“I am afraid Mugabe has to go, but not because of the hypocritical position of the U.S. government, it’s just time for him to go,” added the professor.

Dr. Edmond J. Keller, a political science professor and director of the UCLA Globalization Research Center on Africa, told The Final Call, “Mugabe has tried to start programs that would increase indigenous business opportunities, but the high inflation rate, the worthless Zimbabwe currency; and a vibrant civil society which has become anti-government make it impossible for him to hold on to power.”

Pres. Mugabe initiated the Empowerment Act in early March, which compels all foreign owned companies to sell 51 percent of their equity to indigenous Zimbabweans, of course he means those of African descent, said the UCLA professor.

“Zimbabwe is in for a long haul, but a new government would have the support of the international community,” said Prof. Keller.

Al Jazeera reported in early March that 25 million Zimbabwe dollars equaled a single U.S. dollar and the Zimbabwe dollar fell quickly before the election.

According to the U.S.-based Association of Zimbabweans Based Abroad, there are 43,000 Zimbabweans living in the United States. Another two million live in South Africa and two million live in the United Kingdom, the group said. Concerning the recent election, the group said: “The people have spoken and they want change.”

“The country has been robbed of brilliant minds in business, (600,000 Zimbabwean professionals in the UK) the health sector and other crucial sectors,” the association said on its webpage.

The Council on Foreign Relations’ Center for Preventive Action urged the U.S. to look past the current government to Zimbabwe’s future. “The U.S. should lead an international process to plan for recovery and reconstruction after President Mugabe eventually departs. The U.S. can increase the likelihood that change would bring constructive reform instead of conflict and state collapse,” a CFR report said.

The Financial Times recently reported that “a number of hedge fund managers are waiting to invest heavily” in Zimbabwe, with inflation running at “400,000 percent.”

“Daring investors believe returns are likely to be strong in the long-term if a new president is elected and economic reforms introduced,” stated Financial Times.

Financial observers say “vulture investors” are ready and poised to snap up Zimbabwean farms, industrial property and mining leases at discount prices using foreign currency. Zimbabwe is ripe with reserves of gold, chromium ore, asbestos, nickel, copper, iron ore, vanadium, lithium tin, and platinum group metals.

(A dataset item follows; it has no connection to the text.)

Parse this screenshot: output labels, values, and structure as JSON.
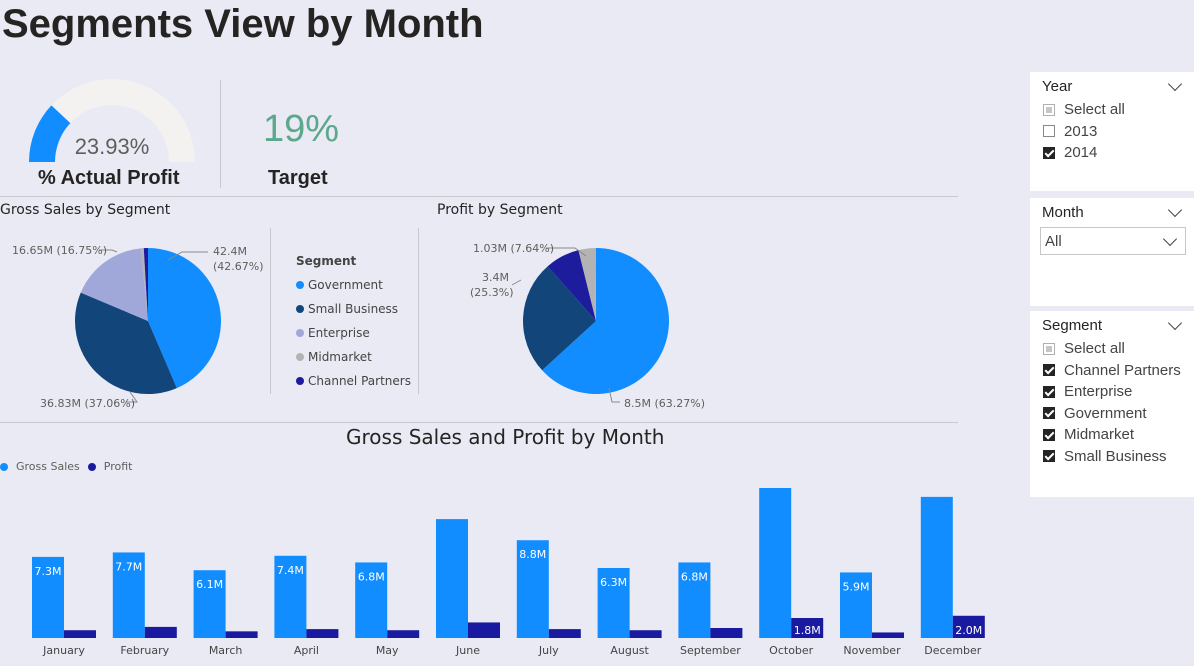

The UN reported in 2005, 700,000 Zimbabweans lost income, with 83 percent living on less than two dollars a day and, in 2007, there were over 500,000 internally displaced persons. The UN Department of Economic and Social Affairs reported the country’s total population was 13.3 million. Sixty-six percent of the Zimbabwean labor force work is in agriculture. Unemployment stands at 80 percent and the poverty rate 68 percent. The service industry accounts for 10 percent.